• **EXERCISE**:
The expected output is every line of the data exactly as shown, minus the images.

• • • • • • •

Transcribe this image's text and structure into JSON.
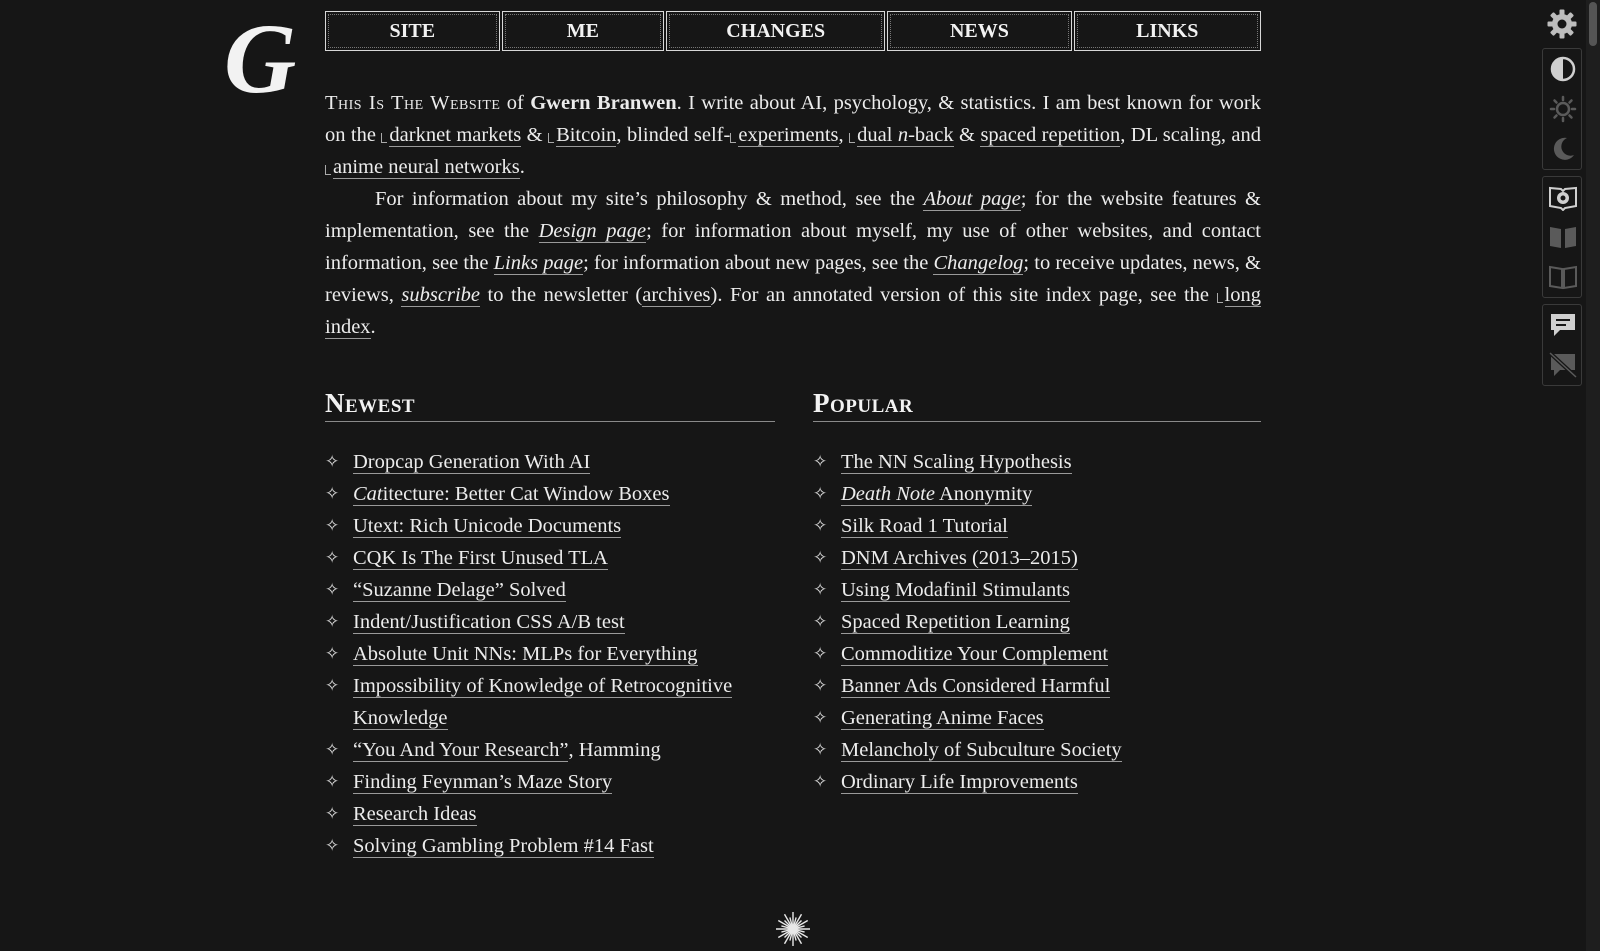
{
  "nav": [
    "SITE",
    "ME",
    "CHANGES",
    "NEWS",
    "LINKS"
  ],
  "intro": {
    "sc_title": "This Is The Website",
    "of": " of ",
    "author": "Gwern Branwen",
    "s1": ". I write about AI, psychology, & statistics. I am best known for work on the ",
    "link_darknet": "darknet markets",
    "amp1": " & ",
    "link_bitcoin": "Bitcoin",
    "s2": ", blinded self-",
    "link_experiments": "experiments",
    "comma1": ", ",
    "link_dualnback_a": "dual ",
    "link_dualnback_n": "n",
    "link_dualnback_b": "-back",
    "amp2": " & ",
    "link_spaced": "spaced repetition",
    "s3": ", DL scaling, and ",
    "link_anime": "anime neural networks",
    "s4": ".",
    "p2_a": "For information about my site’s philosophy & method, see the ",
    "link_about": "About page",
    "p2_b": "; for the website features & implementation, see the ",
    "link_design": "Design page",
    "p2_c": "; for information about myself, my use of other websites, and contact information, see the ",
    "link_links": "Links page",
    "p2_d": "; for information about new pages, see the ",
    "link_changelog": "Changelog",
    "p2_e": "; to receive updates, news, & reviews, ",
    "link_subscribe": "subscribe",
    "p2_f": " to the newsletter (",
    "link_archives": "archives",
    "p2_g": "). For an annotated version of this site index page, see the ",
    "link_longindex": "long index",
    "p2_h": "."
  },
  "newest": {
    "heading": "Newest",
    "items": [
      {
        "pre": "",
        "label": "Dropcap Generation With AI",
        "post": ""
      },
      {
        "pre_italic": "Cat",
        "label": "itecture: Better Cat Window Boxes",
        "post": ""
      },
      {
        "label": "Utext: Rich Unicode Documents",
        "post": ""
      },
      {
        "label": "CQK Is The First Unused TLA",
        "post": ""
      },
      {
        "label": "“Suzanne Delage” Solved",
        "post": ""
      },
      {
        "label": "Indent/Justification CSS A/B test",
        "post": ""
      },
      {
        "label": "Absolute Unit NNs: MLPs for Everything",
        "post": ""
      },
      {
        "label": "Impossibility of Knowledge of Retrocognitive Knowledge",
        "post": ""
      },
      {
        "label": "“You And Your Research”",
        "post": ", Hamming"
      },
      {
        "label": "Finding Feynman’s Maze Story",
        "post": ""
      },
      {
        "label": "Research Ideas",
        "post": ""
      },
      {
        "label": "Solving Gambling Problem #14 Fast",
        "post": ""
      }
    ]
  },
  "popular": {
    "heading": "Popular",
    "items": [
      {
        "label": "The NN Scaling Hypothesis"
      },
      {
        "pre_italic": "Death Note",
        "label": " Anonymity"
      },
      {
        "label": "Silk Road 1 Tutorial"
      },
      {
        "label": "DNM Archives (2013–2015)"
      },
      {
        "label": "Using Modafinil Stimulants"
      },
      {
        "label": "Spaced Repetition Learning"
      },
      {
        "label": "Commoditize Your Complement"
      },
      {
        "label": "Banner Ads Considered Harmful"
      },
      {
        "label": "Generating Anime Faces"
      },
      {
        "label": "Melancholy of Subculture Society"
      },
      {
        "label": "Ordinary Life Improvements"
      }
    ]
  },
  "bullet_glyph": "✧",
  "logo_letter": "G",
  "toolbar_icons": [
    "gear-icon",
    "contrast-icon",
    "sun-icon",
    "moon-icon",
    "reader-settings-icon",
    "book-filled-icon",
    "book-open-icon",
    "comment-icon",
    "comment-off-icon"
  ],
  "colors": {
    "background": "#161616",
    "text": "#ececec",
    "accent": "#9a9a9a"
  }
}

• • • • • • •

• **WRITTEN REPLY**:
Transcribe this image's text and structure into JSON.
{
  "nav": [
    "SITE",
    "ME",
    "CHANGES",
    "NEWS",
    "LINKS"
  ],
  "intro": {
    "sc_title": "This Is The Website",
    "of": " of ",
    "author": "Gwern Branwen",
    "s1": ". I write about AI, psychology, & statistics. I am best known for work on the ",
    "link_darknet": "darknet markets",
    "amp1": " & ",
    "link_bitcoin": "Bitcoin",
    "s2": ", blinded self-",
    "link_experiments": "experiments",
    "comma1": ", ",
    "link_dualnback_a": "dual ",
    "link_dualnback_n": "n",
    "link_dualnback_b": "-back",
    "amp2": " & ",
    "link_spaced": "spaced repetition",
    "s3": ", DL scaling, and ",
    "link_anime": "anime neural networks",
    "s4": ".",
    "p2_a": "For information about my site’s philosophy & method, see the ",
    "link_about": "About page",
    "p2_b": "; for the website features & implementation, see the ",
    "link_design": "Design page",
    "p2_c": "; for information about myself, my use of other websites, and contact information, see the ",
    "link_links": "Links page",
    "p2_d": "; for information about new pages, see the ",
    "link_changelog": "Changelog",
    "p2_e": "; to receive updates, news, & reviews, ",
    "link_subscribe": "subscribe",
    "p2_f": " to the newsletter (",
    "link_archives": "archives",
    "p2_g": "). For an annotated version of this site index page, see the ",
    "link_longindex": "long index",
    "p2_h": "."
  },
  "newest": {
    "heading": "Newest",
    "items": [
      {
        "pre": "",
        "label": "Dropcap Generation With AI",
        "post": ""
      },
      {
        "pre_italic": "Cat",
        "label": "itecture: Better Cat Window Boxes",
        "post": ""
      },
      {
        "label": "Utext: Rich Unicode Documents",
        "post": ""
      },
      {
        "label": "CQK Is The First Unused TLA",
        "post": ""
      },
      {
        "label": "“Suzanne Delage” Solved",
        "post": ""
      },
      {
        "label": "Indent/Justification CSS A/B test",
        "post": ""
      },
      {
        "label": "Absolute Unit NNs: MLPs for Everything",
        "post": ""
      },
      {
        "label": "Impossibility of Knowledge of Retrocognitive Knowledge",
        "post": ""
      },
      {
        "label": "“You And Your Research”",
        "post": ", Hamming"
      },
      {
        "label": "Finding Feynman’s Maze Story",
        "post": ""
      },
      {
        "label": "Research Ideas",
        "post": ""
      },
      {
        "label": "Solving Gambling Problem #14 Fast",
        "post": ""
      }
    ]
  },
  "popular": {
    "heading": "Popular",
    "items": [
      {
        "label": "The NN Scaling Hypothesis"
      },
      {
        "pre_italic": "Death Note",
        "label": " Anonymity"
      },
      {
        "label": "Silk Road 1 Tutorial"
      },
      {
        "label": "DNM Archives (2013–2015)"
      },
      {
        "label": "Using Modafinil Stimulants"
      },
      {
        "label": "Spaced Repetition Learning"
      },
      {
        "label": "Commoditize Your Complement"
      },
      {
        "label": "Banner Ads Considered Harmful"
      },
      {
        "label": "Generating Anime Faces"
      },
      {
        "label": "Melancholy of Subculture Society"
      },
      {
        "label": "Ordinary Life Improvements"
      }
    ]
  },
  "bullet_glyph": "✧",
  "logo_letter": "G",
  "toolbar_icons": [
    "gear-icon",
    "contrast-icon",
    "sun-icon",
    "moon-icon",
    "reader-settings-icon",
    "book-filled-icon",
    "book-open-icon",
    "comment-icon",
    "comment-off-icon"
  ],
  "colors": {
    "background": "#161616",
    "text": "#ececec",
    "accent": "#9a9a9a"
  }
}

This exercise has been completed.